Vote button trans.png
April's Project of the Month
It's spring time. It's primary election season!
Click here to find all the information you'll need to cast your ballot.




Oregon Omit Requirement of Equal and Uniform Taxation, Measure 5 (1914)

From Ballotpedia
Jump to: navigation, search
Voting on Taxes
Taxes.jpg
Ballot Measures
By state
By year
Not on ballot
Oregon Constitution
Flag of Oregon.png
Articles
PreambleIIIIIIIVVVIVIIVIIIIXXX-AXIXI-AXI-BXI-CXI-DXI-EXI-F(1)XI-F(2)XI-GXI-HXI-I(1)XI-I(2)XI-JXI-KXI-LXI-MXI-NXI-OXI-PXIIXIIIXIVXVXVIXVIIXVIII

The Oregon Omit Requirement of Equal and Uniform Taxation Amendment, also know as Measure 5, was on the November 3, 1914 ballot in Oregon as a legislatively-referred constitutional amendment, where it was defeated.
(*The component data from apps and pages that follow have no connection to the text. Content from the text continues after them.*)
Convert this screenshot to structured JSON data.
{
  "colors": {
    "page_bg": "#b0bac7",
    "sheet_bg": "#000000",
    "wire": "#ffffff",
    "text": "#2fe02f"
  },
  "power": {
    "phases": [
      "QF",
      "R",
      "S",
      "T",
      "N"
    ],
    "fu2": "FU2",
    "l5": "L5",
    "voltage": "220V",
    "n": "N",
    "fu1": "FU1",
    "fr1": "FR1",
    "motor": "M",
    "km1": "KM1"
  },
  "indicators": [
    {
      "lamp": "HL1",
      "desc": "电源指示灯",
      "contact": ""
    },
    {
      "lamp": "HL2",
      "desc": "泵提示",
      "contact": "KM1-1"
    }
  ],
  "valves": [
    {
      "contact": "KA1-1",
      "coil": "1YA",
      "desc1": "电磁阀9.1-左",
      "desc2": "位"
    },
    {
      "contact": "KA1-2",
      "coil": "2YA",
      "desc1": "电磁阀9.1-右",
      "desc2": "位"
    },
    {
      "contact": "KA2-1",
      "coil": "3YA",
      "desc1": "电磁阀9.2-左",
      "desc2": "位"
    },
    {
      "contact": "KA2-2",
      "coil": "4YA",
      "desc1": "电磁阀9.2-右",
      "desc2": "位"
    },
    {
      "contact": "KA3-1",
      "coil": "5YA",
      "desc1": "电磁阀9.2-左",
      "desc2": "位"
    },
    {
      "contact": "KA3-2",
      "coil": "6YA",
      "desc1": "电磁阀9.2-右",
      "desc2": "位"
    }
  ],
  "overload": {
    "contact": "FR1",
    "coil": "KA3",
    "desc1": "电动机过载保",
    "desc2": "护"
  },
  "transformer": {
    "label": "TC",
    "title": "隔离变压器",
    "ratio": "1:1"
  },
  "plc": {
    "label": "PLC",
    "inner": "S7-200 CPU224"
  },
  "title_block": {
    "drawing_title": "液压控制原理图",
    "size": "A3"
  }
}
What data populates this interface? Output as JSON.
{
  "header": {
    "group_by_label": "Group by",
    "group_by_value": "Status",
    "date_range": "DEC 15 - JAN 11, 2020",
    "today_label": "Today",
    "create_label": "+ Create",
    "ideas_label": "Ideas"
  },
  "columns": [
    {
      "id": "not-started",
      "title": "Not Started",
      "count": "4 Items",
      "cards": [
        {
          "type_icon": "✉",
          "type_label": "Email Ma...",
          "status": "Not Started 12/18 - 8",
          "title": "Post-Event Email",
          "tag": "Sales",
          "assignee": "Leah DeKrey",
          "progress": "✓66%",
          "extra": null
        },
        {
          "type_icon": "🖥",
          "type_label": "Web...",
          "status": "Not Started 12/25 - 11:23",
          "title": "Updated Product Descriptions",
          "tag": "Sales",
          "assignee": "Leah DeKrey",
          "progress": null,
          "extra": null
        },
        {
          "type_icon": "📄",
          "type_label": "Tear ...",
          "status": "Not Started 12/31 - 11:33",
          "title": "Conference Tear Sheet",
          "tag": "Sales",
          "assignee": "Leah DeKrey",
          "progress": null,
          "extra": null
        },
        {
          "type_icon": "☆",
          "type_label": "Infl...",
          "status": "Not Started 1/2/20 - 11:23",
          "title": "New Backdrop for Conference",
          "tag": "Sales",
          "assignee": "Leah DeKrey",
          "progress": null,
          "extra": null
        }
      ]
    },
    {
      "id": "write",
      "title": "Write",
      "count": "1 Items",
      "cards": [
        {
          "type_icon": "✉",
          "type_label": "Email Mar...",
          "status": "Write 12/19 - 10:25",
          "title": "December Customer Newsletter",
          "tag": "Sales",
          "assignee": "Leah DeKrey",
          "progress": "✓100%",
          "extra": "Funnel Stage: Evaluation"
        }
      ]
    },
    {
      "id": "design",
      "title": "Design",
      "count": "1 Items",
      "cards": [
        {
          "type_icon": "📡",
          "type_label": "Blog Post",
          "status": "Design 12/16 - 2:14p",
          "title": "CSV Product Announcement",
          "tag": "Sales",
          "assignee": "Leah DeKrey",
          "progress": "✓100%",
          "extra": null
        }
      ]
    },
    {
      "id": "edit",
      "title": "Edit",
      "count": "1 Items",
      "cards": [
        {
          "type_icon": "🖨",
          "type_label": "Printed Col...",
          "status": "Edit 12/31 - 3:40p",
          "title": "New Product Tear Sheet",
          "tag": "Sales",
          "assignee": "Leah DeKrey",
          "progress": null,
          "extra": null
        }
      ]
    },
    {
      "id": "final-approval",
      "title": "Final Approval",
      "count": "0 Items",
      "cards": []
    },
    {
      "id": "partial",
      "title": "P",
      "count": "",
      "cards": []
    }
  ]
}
The measure would have omitted the requirement that “all taxation shall be equal and uniform,” provided for the levy and collection of taxes for public purposes only and prohibited surrendering of the state’s power to tax.[1]
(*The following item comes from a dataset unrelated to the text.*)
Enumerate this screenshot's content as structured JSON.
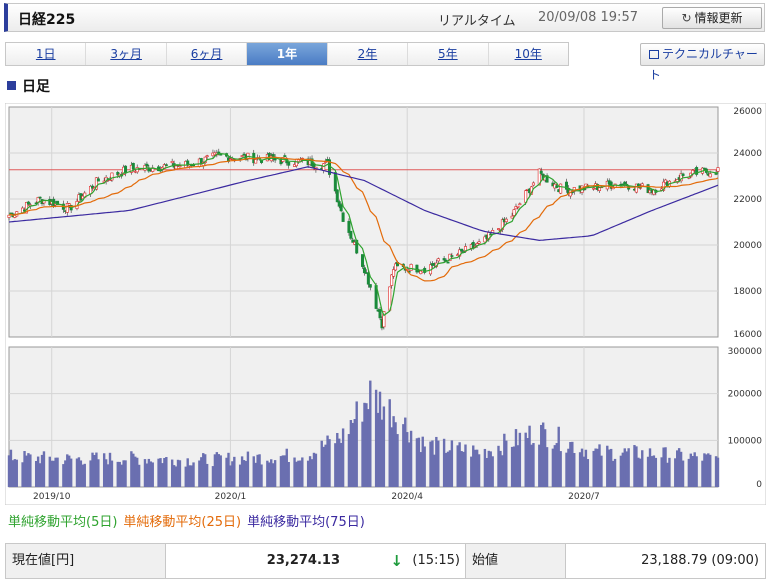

Election results

Oregon Measure 5 (1914)
ResultVotesPercentage
Defeatedd No116,49066.30%
Yes 59,206 33.70%

Election results via: Oregon Blue Book

Text of measure

The language appeared on the ballot as:[1]

This text is quoted verbatim from the original source. Any inconsistencies are attributed to the original source.

Referred to the People by the Legislative Assembly

FOR AMENDMENT of Section 32 of Article I of the Constitution of Oregon, omitting the requirement that "All taxation shall be equal and uniform" and providing for levy and collection of taxes under general law for public purposes only, and prohibiting surrender of taxing power. --- Vote YES or NO.

308. Yes


309. No


Path to the ballot

Measure 5 was filed in the office of the Secretary of State on February 21, 1913.[1]

See also

BallotpediaAvatar bigger.png
Suggest a link

External links

References